Byzantium

Director: Neil Jordan

Starring: Gemma Arterton, Saoirse Ronan, Sam Reilly, Jonny Lee Miller, Caleb Landry Jones, Daniel Mays.

Written by: (and based on her play The Vampire Tale) Moira Buffini

Running Time: 118 mins

Cert: 15

Release date: 31st May 2013

Neil Jordan is one of my favourite directors. Ever since seeing his debut Angel way back in 1982, he has produced some terrific films, including The Company Of Wolves, Mona Lisa, The Crying Game and Breakfast On Pluto. So to see he was returning to the vampire genre after the stylistic Interview With The Vampire, I couldn’t have been more excited. However, now seeing Byzantium, I am glad he is back making movies (after hiding away behind The Borgias for television) but it wasn’t the amazing movie experience that I was after.

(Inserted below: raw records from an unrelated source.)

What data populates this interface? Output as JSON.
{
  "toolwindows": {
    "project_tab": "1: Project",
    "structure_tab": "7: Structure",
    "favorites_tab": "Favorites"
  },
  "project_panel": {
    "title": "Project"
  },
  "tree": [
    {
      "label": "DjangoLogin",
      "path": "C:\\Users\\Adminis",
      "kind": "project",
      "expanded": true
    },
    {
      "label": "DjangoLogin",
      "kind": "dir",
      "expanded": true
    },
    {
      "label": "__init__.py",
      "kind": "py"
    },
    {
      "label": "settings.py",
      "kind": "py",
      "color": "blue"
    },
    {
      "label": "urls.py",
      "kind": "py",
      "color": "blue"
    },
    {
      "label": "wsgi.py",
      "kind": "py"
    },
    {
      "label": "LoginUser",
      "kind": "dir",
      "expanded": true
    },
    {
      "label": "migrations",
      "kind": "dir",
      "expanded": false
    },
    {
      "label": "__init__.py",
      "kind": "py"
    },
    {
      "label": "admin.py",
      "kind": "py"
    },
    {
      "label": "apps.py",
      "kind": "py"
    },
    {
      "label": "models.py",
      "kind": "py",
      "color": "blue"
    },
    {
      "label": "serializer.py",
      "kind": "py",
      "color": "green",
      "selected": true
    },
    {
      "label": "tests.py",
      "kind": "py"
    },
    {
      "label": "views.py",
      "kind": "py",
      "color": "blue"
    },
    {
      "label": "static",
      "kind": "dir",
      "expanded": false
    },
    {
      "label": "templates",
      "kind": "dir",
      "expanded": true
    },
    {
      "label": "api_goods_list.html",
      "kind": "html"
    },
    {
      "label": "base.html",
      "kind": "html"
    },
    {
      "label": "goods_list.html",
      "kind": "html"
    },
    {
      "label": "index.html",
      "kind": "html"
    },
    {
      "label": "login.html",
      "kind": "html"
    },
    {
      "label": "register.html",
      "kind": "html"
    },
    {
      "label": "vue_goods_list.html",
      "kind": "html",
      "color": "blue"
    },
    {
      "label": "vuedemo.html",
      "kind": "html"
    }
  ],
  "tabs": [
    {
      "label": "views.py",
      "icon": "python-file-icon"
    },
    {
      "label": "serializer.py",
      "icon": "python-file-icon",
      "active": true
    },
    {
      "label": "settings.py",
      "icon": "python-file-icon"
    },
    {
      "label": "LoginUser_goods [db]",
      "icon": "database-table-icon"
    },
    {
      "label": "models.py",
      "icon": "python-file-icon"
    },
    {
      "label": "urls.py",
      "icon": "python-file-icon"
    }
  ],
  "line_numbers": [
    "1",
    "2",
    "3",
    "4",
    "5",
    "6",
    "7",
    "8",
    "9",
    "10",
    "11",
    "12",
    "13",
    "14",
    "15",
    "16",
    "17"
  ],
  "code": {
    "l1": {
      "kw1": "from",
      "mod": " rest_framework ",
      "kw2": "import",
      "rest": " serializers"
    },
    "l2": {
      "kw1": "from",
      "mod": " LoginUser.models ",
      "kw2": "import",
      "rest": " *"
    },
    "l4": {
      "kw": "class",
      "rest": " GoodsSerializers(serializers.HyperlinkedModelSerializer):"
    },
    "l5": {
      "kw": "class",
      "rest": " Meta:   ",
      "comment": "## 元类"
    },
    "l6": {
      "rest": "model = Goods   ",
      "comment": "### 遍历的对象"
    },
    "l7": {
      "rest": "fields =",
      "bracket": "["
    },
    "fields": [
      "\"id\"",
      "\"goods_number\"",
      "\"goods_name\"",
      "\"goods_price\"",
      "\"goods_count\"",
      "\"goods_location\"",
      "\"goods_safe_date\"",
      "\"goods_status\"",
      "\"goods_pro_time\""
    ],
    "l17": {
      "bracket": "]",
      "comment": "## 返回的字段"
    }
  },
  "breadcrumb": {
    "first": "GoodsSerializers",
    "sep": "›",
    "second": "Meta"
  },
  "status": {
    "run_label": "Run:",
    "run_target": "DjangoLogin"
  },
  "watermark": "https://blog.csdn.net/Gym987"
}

Eleanor is a troubled teenage girl. She isn’t happy in her life because she is immortal, a vampire on the run with her 200 year old mother, Clara. After Clara causes another reason for moving to another town, they end up in a sleepy seaside resort where Clara meets Noel, a man who owns a run-down guest house. Taking charge and turning it into a brothel, Eleanor’s life is made more complicated when she meets Frank, a young man living in the town and she finds herself getting closer to him. Always writing about her past but never showing anyone, she places her history on paper for Frank to see. What Clara and Eleanor doesn’t know is that their past is hunting for them and getting closer.

Jordan’s film is full of class and, as you would expect, style. The visuals are beautiful to look at, from the neon lit streets of the resort to the island of waterfalls that flow blood. It also takes the vampire tale and gives it a new lease of life. After the somewhat drab handling of the blood suckers that the Twilight films offered, here we have a unique take, without the fangs but an incredibly sharp fingernail that grows when the need to drink is required and a quick puncture to the veins is all it takes.

It also owes much more to the Hammer horrors of the 60s and 70s then anything from modern times. With plenty of Gothic feeling and cleavages abound, it does suffer from being incredibly slow. It takes a long time to really get going and when it does, it becomes far more interesting, especially when Eleanor starts recalling her past and how both she and Clara became the hunters of blood. This is one of the winning parts of the film. The other is the performances. Everyone handles the material well, from Sam Reilly’s vampire hunter, Darvell, to Jonny Lee Miller’s crazed Ruthven.

The film belongs to the two female leads. As Eleanor, Saoirse Ronan is the go-to girl for troubled, dark female characters. As she has shown in other films, she is an outstanding actress with amazing blue eyes that hold so many secrets. It is another brooding performance and will certainly help her get more screen work. The real revelation is Gemma Arterton. Using all her sexuality, she oozes erotic control as the matriarchal Clara. She often is given parts where she has use her sexual persona but never has it been put into the right role. She is also really good, managing to mix that sexually charged personality with a darker and more evil side.

The problem with the film is that the pacing is very uneven and some of the dialogue is a little, shall we say, overblown and theatrical (it was a play in the beginning) and I guess that my expectations were so high that I was always going to be disappointed. It’s a pity because Jordan is a very skilled director but the material just wasn’t there for the taking. A brave attempt to change the way we look at vampires and after the Twilight saga but it’s far too slow moving. A pity.

3/5

Advertisements

One Comment Add yours

Leave a Reply

Fill in your details below or click an icon to log in:

WordPress.com Logo

You are commenting using your WordPress.com account. Log Out /  Change )

Google+ photo

You are commenting using your Google+ account. Log Out /  Change )

Twitter picture

You are commenting using your Twitter account. Log Out /  Change )

Facebook photo

You are commenting using your Facebook account. Log Out /  Change )

Connecting to %s

This site uses Akismet to reduce spam. Learn how your comment data is processed.